I have some interesting (to me anyway) projects in the queue. Perhaps I should clarify by saying there are some that are at the top of the queue that are interesting and will be worked on soon. As opposed to projects that are interesting but are so far down the list we won't see them anytime soon.
Anyway, here's the first one.
Issues in any event would be a little moot because I'm going to modify it.
One thing right off the bat: this is a darn well made guitar. I don't know how Fender sells this thing for the street price of $300 U.S and makes any money. I paid less than that, and I think I got a major deal.

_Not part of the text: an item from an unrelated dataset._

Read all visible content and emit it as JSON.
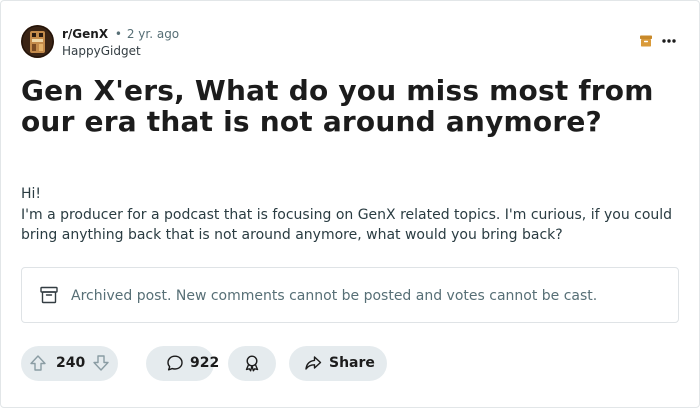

The only quibbles I had are with the setup: Fender puts .009 gauge strings on it (way too light IMHO) and it needs a setup. But even needing a setup, it was not unplayable. I'm just a bit picky, and anyway, I love doing set ups.
The guitar features the goofy/crazy/wacky electronics that the original Jazzmaster had at its birth in 1958. The pickups were unlike the Telecaster or Stratocaster. They are thin and wide and sound a bit fatter than a Tele or Strat. And there are actually 2 independent wiring circuits on the guitar that give different tones.
There is a conventional circuit (Fender called it 'lead') with a Gibson-style selector switch on the treble bout that selects the neck, both, or bridge pickups. There are 2 Stratocaster knobs for volume and tone.
The unique part of the Jazzmaster is the 'rhythm' circuit. There is a small slide switch on the upper bout. With the switch down, the guitar is on the 'lead' circuit. With the switch up, only the neck pickup is on, and its volume and tone are controlled by the two roller knobs near the switch. The 'rhythm' circuit is dark and quiet, and sounds 'jazzy.' Fender was aiming at the Gibson market with this guitar for sure. In hindsight, that was wishful thinking. However, Jazzmaster was a hit with surf bands right away and is still a cool, if quirky, guitar today.
The body also is unique - its waists are offset, there is a belly cut and an arm cut. Fender patented this body design, and it is very comfortable sitting or standing. Finally, the tremolo (vibrato) is also unique to the Jazzmaster.
I'm going to swap out the bridge (more on that upcoming) and mod the electronics.
You can see all the play in the mounting, which can let the bridge slip out of alignment. The new bridge I have on order will eliminate a lot of this and should be an improvement.
But we can get a look at the wiring. Hopefully I'll get to tidy this up some. I'm going to shield the pickup cavity to reduce hum, so all of this will be coming out.
I'm going to experiment with some changes to the values of the tone pot and capacitor to hopefully turn the dark circuit into one that can be chimey or dark! Wish me luck.
I stuck a wide screwdriver blade into them and they turned easily. They I just carefully grabbed the thimbles and up they came.
One Jazzmaster bridge thimble removed.
All Posts on the Squier Vintage Modified Jazzmaster Modification Project:Part One: Starting Disassembly (This page)
Part Two: Removing Factory Wiring
Part Three: Shielding
Part Four: Wiring Modifications and Curtis Novak Pickups
Part Five: Neck Inserts and Installing Mastery Bridge
Part Six: Buffalo Bone Nut and Final Setup
Part Seven: Modified VM Jazzmaster Visits the Garden
"Ching" Rhythm Circuit Revisited: 28 April 2014